=== Begin Enclosure ===

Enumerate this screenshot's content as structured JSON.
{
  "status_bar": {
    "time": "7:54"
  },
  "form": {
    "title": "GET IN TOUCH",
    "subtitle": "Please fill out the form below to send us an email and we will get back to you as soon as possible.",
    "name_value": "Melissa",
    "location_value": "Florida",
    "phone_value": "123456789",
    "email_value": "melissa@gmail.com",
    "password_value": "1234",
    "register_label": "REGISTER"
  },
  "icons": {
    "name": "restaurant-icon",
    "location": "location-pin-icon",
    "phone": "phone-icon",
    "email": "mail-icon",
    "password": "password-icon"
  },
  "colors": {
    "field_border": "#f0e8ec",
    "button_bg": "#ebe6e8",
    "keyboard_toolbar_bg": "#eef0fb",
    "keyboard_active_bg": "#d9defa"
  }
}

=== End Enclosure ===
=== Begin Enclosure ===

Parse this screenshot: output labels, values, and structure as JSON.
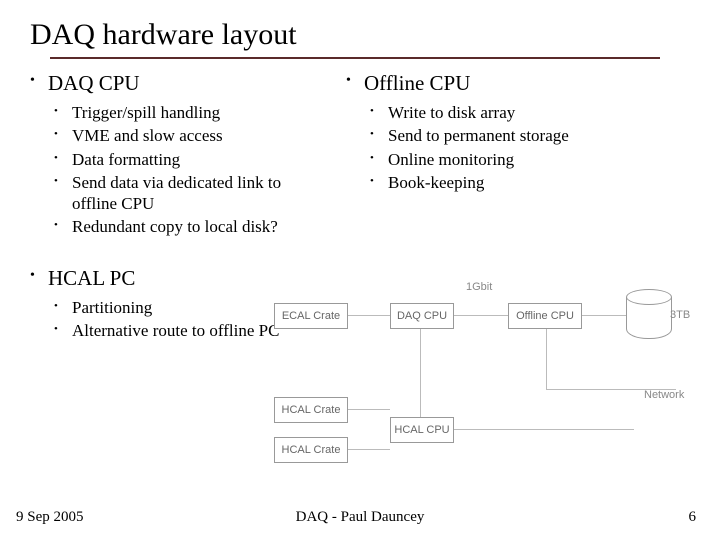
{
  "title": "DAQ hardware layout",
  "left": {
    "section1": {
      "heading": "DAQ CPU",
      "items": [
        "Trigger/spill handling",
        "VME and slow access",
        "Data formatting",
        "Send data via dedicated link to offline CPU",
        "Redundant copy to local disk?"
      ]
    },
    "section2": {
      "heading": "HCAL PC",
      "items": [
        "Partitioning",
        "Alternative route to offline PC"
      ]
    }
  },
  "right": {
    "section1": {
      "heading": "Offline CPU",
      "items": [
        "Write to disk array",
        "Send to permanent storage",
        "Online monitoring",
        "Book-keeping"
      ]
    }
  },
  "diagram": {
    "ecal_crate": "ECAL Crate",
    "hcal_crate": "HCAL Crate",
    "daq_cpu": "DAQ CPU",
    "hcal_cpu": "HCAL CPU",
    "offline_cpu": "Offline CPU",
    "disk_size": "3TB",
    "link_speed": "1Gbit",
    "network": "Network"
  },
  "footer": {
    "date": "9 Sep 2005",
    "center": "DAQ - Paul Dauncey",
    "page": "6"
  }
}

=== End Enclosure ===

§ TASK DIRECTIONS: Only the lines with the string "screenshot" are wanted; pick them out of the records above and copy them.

§ TASK ANSWER:
Enumerate this screenshot's content as structured JSON.
Parse this screenshot: output labels, values, and structure as JSON.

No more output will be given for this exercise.